The Boston University Diaspora Studies Initiative (BU DSI) has partnered with the Charities Aid Foundation of America and Charities Aid Foundation of Canada in organizing the Diaspora Philanthropy Summit that took place on November 2 and 3, 2017, in Alexandria, VA. The Summit brought together individuals and groups from diasporas originating from various emerging and developing economies, to discuss diaspora charitable activities to support their countries of origin. Daivi Rodima-Taylor of BU DSI facilitated a session that focused on mediating tensions and building diaspora unity for charitable giving. The session explored cross-border as well as intra-diaspora perspectives of mobilizing diaspora support to their homelands, with an emphasis on the increasingly prevalent settings of violent conflict and forced displacement. The Summit was attended by several partners and collaborators of BU DSI from among African and Albanian diaspora groups. The delegates also included representatives from Jamaican, Indian, Hmong, Bulgarian, and other diasporas. The Summit constituted a productive venue for sharing knowledge and experience around the issues of diaspora philanthropy from applied, policy-oriented, as well as academic perspectives.
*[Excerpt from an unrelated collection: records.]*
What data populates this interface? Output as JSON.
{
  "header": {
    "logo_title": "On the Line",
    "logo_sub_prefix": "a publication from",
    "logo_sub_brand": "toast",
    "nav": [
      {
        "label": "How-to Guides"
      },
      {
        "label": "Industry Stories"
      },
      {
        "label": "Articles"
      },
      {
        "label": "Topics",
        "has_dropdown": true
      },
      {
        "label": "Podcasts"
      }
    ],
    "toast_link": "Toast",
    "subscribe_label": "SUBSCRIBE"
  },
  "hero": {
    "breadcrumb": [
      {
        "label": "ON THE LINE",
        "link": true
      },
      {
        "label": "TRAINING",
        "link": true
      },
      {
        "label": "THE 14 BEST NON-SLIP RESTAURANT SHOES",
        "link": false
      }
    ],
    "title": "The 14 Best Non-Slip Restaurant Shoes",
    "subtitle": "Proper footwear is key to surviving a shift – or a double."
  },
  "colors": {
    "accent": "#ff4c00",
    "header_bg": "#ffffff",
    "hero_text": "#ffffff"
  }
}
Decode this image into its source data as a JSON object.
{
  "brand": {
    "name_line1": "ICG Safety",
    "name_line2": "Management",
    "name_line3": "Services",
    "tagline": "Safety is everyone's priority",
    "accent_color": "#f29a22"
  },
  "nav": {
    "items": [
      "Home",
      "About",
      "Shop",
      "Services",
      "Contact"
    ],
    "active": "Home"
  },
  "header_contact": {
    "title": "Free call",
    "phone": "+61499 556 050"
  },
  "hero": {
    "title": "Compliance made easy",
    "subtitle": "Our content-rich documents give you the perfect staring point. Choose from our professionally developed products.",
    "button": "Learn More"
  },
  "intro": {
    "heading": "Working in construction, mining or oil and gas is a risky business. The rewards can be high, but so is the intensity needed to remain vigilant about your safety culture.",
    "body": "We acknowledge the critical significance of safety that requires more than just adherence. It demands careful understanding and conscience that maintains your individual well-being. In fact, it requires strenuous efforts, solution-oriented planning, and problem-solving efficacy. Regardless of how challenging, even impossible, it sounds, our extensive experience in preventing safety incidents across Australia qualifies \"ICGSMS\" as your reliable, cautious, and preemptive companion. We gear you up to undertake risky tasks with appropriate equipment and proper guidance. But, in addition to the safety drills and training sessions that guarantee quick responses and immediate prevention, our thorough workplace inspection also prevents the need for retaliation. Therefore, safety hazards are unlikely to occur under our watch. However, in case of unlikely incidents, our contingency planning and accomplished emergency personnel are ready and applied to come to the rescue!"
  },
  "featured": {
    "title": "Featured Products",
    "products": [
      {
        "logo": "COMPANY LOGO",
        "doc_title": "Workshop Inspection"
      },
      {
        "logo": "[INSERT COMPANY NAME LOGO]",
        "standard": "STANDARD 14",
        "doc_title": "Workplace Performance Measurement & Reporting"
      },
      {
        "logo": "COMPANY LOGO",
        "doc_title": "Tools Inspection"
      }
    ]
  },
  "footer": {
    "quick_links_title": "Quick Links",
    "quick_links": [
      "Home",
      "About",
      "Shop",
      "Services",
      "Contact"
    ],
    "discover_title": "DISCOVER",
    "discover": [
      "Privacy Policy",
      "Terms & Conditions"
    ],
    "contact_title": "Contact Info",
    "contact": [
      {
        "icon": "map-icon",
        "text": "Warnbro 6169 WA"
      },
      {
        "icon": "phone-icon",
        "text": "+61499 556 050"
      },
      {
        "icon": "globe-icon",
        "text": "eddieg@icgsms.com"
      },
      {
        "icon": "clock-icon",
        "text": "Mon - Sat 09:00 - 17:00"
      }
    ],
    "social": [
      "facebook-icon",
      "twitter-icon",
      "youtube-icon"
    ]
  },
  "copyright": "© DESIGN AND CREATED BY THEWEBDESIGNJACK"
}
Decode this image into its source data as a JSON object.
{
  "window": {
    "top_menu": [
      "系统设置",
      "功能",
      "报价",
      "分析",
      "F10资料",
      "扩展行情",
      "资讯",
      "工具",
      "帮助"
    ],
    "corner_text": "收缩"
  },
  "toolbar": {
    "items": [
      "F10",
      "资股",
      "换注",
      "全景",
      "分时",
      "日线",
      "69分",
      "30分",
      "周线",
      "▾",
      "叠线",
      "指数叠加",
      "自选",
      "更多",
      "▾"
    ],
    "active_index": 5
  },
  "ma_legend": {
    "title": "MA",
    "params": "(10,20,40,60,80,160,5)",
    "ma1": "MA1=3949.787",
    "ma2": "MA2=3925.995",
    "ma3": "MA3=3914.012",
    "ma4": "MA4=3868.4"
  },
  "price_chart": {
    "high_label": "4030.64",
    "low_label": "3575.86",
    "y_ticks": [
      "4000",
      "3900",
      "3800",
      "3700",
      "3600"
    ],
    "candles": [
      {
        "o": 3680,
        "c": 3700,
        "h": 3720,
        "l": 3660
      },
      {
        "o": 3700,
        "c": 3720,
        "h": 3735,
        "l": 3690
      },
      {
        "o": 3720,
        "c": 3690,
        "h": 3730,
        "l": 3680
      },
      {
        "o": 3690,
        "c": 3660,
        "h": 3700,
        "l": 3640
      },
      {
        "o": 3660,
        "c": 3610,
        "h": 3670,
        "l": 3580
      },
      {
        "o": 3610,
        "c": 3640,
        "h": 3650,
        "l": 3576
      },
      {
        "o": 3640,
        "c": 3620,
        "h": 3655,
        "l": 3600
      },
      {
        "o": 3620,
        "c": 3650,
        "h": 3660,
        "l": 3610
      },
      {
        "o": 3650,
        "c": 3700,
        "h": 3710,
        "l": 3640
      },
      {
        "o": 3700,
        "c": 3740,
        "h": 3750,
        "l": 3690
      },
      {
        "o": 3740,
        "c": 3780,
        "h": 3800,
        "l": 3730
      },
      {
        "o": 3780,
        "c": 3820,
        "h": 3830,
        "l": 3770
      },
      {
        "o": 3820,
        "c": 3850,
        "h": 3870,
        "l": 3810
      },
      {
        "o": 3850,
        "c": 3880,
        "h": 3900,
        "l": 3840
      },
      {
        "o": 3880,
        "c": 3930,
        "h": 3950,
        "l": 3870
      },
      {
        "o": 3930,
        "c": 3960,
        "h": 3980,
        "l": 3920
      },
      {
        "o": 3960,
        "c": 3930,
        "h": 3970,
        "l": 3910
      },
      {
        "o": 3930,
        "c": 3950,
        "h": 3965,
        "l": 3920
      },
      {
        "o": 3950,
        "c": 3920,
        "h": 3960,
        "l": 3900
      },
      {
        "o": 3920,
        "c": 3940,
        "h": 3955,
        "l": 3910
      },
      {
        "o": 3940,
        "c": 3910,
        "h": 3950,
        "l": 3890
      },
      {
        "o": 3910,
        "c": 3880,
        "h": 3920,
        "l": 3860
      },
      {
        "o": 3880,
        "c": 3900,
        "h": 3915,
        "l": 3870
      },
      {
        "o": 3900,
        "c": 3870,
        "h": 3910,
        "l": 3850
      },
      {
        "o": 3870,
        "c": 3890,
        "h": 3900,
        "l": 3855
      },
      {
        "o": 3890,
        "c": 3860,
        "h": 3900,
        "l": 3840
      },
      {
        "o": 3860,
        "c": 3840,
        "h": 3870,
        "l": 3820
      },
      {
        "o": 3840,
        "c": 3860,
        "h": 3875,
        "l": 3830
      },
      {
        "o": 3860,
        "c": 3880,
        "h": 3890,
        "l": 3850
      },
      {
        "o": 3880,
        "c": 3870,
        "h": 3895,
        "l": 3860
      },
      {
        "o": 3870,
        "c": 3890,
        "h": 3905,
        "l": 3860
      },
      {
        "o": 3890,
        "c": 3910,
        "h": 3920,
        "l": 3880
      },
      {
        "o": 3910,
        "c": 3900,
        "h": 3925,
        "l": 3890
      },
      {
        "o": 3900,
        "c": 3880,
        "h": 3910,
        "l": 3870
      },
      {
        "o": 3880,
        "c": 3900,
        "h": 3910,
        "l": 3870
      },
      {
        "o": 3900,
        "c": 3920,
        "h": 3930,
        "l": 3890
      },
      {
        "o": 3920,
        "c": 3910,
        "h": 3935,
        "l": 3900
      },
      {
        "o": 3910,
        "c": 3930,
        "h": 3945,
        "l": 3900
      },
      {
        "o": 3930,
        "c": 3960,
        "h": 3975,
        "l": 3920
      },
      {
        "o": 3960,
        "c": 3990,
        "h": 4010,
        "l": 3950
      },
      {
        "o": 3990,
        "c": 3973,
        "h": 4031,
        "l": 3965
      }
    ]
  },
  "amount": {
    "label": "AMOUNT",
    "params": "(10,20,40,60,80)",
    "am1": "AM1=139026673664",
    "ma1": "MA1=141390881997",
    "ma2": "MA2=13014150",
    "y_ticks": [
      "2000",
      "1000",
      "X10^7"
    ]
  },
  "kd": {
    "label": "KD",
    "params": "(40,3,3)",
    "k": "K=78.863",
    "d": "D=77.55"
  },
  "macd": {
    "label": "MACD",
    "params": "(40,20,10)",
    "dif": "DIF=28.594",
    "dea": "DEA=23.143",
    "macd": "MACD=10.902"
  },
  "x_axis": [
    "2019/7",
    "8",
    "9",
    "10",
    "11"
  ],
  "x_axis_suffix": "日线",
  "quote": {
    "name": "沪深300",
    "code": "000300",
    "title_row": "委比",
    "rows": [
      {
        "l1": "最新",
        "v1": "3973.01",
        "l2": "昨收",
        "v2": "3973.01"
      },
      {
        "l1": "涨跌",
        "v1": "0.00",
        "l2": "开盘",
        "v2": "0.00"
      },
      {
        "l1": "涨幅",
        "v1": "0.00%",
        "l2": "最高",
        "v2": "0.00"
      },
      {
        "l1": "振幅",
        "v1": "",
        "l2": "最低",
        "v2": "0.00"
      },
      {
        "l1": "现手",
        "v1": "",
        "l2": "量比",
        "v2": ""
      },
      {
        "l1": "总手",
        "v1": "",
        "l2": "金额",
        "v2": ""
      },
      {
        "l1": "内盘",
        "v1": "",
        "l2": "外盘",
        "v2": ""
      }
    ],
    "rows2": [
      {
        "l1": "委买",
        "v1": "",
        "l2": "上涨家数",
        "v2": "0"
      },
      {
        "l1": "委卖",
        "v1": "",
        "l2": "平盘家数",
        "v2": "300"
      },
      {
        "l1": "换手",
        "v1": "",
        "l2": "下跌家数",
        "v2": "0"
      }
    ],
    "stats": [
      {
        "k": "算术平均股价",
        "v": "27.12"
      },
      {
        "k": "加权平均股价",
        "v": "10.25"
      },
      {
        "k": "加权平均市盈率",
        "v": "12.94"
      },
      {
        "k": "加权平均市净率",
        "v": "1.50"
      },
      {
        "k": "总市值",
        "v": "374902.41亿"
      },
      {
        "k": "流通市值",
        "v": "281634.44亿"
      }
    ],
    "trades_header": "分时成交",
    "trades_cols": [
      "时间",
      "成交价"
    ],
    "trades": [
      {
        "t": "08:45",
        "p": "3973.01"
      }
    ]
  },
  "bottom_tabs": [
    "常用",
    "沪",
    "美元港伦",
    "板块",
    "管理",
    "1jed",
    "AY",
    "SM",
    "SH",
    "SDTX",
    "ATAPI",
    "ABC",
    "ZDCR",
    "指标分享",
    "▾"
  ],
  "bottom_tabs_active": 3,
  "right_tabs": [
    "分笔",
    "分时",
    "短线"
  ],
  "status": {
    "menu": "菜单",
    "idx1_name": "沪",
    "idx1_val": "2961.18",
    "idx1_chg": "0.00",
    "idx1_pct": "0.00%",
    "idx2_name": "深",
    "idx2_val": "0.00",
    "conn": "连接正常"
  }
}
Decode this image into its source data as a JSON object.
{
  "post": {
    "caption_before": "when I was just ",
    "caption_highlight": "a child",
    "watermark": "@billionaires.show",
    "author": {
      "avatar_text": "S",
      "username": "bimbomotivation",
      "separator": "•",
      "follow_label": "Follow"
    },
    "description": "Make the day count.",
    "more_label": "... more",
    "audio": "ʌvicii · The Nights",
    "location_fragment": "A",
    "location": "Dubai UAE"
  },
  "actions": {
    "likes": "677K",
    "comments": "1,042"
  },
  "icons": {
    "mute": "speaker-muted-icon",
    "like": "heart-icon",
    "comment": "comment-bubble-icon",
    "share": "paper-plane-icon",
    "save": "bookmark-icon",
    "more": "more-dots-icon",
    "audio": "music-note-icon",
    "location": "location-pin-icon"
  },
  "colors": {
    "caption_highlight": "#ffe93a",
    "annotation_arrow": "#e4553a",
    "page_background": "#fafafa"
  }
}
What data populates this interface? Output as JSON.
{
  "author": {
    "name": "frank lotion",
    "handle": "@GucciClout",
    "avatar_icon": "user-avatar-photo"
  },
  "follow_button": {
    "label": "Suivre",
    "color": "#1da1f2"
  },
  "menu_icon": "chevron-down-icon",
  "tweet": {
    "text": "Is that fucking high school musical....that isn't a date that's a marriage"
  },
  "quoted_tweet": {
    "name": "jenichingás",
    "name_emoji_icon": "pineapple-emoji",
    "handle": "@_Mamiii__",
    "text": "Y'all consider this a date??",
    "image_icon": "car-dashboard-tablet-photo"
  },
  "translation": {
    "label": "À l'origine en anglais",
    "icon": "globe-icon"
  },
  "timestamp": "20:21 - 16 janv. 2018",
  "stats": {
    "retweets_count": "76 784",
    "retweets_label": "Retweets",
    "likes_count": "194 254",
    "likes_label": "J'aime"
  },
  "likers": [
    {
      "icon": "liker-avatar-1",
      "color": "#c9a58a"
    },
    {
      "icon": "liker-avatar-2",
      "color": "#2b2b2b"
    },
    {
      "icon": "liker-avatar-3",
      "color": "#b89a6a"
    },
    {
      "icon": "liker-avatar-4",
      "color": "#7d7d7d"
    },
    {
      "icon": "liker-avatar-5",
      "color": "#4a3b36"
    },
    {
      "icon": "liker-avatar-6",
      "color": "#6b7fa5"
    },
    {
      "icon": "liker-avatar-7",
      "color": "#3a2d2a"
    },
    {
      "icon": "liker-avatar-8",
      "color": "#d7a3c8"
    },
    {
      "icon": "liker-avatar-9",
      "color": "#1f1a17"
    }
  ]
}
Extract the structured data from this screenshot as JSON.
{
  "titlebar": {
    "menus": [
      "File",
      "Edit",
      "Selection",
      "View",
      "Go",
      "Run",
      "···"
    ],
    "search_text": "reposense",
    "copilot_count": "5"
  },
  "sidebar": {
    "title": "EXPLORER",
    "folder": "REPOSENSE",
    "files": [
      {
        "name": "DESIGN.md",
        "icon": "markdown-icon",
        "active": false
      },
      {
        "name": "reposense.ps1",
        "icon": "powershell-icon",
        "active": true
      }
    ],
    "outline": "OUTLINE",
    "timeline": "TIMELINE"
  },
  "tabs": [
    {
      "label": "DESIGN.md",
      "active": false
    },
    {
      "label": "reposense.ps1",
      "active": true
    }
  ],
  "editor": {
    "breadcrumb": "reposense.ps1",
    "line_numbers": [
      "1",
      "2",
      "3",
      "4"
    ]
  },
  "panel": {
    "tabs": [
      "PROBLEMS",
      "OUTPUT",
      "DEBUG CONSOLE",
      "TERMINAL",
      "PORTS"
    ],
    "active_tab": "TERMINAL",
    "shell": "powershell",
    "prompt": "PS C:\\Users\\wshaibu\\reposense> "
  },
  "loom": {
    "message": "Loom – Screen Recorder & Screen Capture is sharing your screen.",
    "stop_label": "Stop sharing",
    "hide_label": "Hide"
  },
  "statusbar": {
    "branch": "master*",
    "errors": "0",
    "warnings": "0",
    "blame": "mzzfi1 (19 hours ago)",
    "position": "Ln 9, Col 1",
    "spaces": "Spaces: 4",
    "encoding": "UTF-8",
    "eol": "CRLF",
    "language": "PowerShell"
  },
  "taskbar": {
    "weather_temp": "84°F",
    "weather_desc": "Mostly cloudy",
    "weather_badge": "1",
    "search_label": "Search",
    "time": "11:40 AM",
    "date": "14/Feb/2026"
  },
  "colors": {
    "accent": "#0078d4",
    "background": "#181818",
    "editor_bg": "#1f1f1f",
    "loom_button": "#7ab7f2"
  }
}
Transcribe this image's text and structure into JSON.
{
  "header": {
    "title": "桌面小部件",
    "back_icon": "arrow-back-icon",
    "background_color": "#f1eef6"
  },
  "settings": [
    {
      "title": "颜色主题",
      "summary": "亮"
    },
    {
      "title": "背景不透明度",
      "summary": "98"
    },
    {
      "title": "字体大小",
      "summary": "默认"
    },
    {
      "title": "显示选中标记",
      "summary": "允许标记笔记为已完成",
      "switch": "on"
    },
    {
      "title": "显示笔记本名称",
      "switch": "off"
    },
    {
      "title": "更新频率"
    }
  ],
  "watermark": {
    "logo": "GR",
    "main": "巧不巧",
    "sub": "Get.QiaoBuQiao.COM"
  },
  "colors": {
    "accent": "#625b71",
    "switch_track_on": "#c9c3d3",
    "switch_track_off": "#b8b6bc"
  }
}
BU DSI also continued its collaboration with the African Union. Dr. Rodima-Taylor was an invited presenter at the African Diaspora Braintrust on Sept. 21, convened by the Constituency for Africa and the African Union, and hosted by the African Union Mission to the United States (Washington, DC). The African Diaspora Braintrust centered on strategies to build a constituency to support Africa, in the United States and in the diaspora. The Braintrust presenters – among them Rev. Jesse Jackson and African Union Ambassador to the United States Ms. Arikana Chihombori – shared their perspectives on the efforts to build unity and support Africa, as well as develop strategies for the diaspora to impact U.S.-Africa policy. This event was part of the annual week-long Ronald H. Brown African Affairs Series, themed Mobilizing the Diaspora in Support of the US-Africa Agenda. This engagement built on our longitudinal collaboration with the annual African Affairs Series – in the Fall of 2014, Dr. Rodima-Taylor co-organized a day-long African Diaspora and Remittances Forum in the framework of the Series events that included presentations by several Boston area scholars and diaspora groups.
Our work has also continued with facilitating the activities of the Boston African Diaspora Coalition that was formed by a network of local diaspora actors at a meeting that took place at Boston University on June 8. The Diaspora Coalition established thematic working groups among various areas of diaspora professional affiliation and interest, in order to implement the strategies for more focused diaspora engagement that were outlined at the recent Boston African Diaspora Roundtable. Another follow-up meeting of the Diaspora Coalition took place in partnership with the Boston Pan-African Forum on August 27 at MIT.
Global House is a new residential initiative that will bring BU’s individual language houses together in an international living/learning community. Divided into language clusters, undergraduate students will have an opportunity to develop language skills and cultural knowledge through interaction with cluster members, a 1-credit academic course, and a range of co-curricular activities.